(Provided material begins)
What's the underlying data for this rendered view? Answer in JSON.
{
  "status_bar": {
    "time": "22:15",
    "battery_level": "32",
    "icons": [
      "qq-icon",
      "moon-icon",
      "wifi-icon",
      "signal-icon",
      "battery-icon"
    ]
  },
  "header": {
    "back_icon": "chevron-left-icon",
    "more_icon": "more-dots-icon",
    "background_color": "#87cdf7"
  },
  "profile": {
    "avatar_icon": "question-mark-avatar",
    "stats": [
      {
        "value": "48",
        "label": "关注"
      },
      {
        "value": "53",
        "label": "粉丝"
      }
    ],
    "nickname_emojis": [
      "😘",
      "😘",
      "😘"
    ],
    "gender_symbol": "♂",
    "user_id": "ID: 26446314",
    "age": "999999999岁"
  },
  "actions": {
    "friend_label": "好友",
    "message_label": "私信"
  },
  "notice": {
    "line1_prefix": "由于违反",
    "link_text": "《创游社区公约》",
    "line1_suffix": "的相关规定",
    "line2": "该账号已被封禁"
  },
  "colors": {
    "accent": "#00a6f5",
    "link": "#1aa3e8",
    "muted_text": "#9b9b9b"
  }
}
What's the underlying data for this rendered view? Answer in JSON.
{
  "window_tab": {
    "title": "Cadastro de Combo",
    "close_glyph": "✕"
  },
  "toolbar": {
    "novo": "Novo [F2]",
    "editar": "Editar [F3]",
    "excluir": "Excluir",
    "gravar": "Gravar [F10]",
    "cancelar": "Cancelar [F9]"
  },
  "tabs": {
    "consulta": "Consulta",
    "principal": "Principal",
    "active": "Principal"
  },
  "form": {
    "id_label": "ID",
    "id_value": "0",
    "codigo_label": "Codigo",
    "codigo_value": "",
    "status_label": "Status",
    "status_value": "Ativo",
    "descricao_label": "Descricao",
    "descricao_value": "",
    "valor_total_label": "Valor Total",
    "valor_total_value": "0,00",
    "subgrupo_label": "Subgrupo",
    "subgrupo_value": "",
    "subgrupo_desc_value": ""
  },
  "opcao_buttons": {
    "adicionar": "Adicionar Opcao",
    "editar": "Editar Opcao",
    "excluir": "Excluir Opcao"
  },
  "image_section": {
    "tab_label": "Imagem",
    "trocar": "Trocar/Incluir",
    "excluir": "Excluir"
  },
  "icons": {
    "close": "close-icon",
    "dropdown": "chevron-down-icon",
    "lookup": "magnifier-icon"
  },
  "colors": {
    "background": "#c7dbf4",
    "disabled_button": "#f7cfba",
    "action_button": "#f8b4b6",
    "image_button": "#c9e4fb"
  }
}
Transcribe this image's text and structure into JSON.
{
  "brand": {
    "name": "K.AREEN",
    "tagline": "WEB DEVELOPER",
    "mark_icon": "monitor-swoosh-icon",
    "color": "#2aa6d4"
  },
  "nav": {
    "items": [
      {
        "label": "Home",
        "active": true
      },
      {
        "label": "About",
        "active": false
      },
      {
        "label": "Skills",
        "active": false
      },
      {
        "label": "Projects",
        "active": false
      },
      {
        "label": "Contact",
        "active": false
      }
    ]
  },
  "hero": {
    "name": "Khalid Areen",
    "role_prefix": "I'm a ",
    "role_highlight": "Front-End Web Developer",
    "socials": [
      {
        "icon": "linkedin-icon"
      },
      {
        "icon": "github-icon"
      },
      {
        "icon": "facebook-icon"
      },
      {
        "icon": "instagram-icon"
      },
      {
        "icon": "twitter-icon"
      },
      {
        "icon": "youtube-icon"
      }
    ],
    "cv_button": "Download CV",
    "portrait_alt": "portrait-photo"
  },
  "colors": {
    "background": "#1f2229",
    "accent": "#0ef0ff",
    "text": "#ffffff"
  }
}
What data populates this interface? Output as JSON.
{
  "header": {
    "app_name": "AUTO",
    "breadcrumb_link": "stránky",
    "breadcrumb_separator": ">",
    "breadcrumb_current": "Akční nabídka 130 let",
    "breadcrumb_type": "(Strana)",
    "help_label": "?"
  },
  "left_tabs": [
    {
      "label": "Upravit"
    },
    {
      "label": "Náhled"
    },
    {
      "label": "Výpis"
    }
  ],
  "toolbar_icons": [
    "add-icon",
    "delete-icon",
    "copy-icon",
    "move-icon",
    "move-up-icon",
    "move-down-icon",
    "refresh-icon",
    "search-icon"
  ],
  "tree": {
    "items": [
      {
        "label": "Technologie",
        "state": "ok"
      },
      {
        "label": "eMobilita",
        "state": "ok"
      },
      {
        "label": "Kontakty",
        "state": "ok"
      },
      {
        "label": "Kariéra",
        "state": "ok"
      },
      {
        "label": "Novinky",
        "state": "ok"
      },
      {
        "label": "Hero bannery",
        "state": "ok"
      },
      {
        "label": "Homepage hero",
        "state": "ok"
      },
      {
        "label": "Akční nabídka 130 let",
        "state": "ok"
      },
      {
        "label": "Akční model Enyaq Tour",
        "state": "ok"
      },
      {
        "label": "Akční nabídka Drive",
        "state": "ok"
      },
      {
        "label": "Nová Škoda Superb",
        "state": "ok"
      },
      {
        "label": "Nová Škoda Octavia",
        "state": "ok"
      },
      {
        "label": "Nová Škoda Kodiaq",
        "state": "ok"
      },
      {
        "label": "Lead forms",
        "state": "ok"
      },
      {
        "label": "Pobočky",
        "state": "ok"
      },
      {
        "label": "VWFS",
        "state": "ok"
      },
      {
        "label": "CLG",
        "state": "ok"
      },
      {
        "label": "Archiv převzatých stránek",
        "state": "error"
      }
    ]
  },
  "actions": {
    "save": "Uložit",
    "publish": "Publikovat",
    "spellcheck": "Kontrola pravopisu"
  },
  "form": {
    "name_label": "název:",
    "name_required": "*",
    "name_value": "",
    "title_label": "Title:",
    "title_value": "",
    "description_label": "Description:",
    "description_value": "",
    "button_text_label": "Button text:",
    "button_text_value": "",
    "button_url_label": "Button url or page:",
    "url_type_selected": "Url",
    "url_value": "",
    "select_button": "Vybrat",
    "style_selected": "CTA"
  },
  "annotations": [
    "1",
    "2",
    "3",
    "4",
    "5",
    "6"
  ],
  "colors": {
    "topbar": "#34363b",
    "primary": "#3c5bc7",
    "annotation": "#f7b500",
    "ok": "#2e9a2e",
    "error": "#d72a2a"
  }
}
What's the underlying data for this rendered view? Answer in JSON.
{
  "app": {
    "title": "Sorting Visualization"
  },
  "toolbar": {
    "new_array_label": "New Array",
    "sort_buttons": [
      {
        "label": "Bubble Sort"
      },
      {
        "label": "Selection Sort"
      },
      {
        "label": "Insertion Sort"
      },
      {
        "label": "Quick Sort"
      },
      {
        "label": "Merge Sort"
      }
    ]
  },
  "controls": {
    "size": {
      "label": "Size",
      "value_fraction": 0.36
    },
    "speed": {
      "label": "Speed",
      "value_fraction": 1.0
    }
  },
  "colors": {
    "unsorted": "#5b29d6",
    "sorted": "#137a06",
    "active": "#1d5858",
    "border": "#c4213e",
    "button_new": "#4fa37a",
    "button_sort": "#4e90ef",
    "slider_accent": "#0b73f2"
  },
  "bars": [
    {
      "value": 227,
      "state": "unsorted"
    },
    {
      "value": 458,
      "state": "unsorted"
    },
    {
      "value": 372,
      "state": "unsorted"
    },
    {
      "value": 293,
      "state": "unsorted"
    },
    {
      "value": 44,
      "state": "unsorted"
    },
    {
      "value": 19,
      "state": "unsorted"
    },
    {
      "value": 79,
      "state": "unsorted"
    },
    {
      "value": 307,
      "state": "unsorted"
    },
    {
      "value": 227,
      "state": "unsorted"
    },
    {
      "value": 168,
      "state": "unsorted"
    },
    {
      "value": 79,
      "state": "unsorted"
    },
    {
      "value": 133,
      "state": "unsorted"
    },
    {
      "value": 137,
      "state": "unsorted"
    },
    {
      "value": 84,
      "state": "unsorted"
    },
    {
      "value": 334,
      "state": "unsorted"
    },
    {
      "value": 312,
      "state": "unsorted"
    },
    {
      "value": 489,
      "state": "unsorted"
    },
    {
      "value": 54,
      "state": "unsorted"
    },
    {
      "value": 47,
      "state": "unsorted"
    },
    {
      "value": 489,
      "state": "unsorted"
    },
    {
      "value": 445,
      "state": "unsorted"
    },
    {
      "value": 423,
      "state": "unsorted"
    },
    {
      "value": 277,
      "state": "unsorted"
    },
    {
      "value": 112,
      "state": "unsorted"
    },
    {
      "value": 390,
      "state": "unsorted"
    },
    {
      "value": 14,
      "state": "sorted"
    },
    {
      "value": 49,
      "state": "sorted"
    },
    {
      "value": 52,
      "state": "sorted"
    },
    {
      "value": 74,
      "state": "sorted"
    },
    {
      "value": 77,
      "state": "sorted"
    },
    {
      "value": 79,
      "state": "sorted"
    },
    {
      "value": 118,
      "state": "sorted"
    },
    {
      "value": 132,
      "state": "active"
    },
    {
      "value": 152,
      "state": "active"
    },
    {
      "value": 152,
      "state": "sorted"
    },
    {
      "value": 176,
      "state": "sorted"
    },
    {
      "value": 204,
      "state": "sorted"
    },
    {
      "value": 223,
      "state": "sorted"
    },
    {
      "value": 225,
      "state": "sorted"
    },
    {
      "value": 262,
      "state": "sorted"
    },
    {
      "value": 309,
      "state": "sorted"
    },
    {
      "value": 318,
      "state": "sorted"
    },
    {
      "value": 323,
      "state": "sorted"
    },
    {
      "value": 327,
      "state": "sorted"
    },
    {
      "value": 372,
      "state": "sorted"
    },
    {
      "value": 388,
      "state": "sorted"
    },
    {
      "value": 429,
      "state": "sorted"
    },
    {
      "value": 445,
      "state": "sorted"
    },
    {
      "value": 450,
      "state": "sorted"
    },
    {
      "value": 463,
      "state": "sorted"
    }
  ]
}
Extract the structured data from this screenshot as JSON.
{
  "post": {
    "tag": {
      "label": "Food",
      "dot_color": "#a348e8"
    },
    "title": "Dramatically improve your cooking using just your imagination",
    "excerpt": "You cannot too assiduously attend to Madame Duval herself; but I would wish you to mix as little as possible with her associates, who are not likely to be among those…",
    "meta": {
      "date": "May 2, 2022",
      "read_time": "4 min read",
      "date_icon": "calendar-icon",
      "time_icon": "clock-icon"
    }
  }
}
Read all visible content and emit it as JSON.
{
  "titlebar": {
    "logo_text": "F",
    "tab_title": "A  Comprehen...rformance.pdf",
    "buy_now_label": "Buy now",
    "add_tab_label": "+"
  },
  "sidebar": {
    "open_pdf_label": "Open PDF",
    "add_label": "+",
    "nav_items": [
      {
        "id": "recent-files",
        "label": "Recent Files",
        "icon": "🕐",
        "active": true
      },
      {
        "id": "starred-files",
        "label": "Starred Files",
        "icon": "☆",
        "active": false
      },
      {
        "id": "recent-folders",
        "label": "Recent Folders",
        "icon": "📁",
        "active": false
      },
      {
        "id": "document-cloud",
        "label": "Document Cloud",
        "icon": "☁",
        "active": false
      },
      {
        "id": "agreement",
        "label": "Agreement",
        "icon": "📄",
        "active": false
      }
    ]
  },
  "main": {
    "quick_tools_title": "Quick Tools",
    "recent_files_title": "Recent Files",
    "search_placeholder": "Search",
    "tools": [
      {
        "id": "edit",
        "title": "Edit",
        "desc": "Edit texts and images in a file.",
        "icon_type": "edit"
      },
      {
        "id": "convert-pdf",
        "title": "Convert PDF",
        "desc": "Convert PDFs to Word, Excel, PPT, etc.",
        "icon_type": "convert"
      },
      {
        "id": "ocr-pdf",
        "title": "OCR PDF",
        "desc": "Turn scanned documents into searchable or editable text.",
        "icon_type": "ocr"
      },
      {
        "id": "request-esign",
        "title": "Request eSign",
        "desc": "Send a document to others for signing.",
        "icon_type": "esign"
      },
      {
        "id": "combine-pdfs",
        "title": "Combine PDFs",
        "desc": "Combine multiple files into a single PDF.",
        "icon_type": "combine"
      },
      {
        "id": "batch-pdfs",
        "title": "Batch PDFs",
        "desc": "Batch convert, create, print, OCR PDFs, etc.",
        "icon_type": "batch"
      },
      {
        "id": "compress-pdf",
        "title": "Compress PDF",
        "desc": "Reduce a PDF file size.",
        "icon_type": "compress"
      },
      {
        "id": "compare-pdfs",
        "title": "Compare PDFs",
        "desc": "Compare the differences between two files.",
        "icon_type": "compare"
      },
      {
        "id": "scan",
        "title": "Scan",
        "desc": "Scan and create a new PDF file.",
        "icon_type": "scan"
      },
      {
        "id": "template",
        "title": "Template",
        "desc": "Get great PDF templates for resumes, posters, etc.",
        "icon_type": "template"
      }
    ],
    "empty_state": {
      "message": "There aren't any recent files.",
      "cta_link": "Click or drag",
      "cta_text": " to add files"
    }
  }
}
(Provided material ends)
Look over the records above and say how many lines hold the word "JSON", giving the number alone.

— Task solution —
7